• State Corporate Law Changes Reflect Current Governance Issues
  • July 15, 2010 | Authors: Jeffrey R. Capwell; Craig R. Culbertson; Steven D. Kittrell; Rachel Williams Mantz; David N. Oakey; David H. Pankey; Elizabeth Ridler; David W. Robertson; Jane Whitt Sellers
  • Law Firms: McGuireWoods LLP - Charlotte Office ; McGuireWoods LLP - Chicago Office ; McGuireWoods LLP - Washington Office ; McGuireWoods LLP - Chicago Office ; McGuireWoods LLP - Richmond Office ; McGuireWoods LLP - Washington Office ; McGuireWoods LLP - Richmond Office
  • Amendments to the Virginia Stock Corporation Act (the “Act”) have been passed by the 2010 General Assembly and will take effect today, July 1. The changes conform provisions of the Act to recently revised provisions of the Model Business Corporation Act relating to technological innovations and shareholder relations and clarify other provisions. The amendments, while applicable specifically to Virginia corporations, demonstrate governance reforms recently adopted and under consideration in many other states, including Delaware.

    The Virginia amendments include the following topics and are discussed, along with other amendments, in more detail in our client memo:

    • Expanded provisions governing the electronic transmission of notices and other communications

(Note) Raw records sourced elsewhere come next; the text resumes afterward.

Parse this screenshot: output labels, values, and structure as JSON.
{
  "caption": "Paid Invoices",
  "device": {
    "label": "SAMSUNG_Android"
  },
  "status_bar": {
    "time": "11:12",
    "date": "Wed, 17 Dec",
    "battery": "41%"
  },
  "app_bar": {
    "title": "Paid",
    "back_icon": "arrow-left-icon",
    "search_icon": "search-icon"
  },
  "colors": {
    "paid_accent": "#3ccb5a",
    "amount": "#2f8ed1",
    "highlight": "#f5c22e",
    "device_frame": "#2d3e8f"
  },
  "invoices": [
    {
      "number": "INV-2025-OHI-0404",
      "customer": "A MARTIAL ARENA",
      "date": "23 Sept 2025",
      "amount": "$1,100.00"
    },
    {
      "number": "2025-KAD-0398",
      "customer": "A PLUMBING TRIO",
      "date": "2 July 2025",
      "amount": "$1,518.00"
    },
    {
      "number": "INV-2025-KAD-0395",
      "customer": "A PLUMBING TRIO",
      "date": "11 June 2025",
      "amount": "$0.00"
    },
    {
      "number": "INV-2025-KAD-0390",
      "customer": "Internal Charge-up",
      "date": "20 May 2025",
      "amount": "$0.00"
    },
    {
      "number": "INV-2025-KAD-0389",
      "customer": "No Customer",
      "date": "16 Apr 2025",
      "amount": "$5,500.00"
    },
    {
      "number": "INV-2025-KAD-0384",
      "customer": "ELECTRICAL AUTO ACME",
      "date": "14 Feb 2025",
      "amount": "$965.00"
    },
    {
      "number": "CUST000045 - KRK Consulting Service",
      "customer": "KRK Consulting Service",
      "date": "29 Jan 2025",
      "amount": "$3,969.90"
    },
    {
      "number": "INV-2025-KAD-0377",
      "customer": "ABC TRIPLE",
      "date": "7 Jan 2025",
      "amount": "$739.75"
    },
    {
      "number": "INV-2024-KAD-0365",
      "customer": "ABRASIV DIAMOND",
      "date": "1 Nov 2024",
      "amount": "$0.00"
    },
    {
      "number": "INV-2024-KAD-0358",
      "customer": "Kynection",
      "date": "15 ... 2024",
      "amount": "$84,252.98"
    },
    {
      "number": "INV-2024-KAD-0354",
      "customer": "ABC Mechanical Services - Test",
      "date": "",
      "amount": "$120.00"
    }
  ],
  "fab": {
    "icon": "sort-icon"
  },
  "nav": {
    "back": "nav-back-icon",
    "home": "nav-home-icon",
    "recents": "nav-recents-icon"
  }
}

    • Bylaws may require corporations to include shareholders’ director nominees in proxies and reimburse shareholders for proxy solicitation expenses in connection with the election of directors

    • Boards of directors may authorize corporate officers to make stock-based equity compensation awards, subject to limitations

    • Boards of directors may establish separate record dates for determining shareholders entitled to notice of meetings and shareholders entitled to vote at meetings

    • Boards of directors may allow shareholders to participate remotely in shareholders’ meetings

    • Repeals the existing provision that limits the power of boards of directors to alter the board’s size by an amount not greater than 30% of its existing size

    • Confirms that indemnification “to the fullest extent permitted by law” includes mandatory advancement and reimbursement of expenses based on the “willful misconduct or knowing violation of criminal law standard” of conduct

    There are many proposed changes to the corporate governance landscape generally. They take the form of state law amendments, such as those in Virginia, federal legislation, including provisions of the financial services reform bills, rules of the Securities and Exchange Commission and rules of the stock exchanges.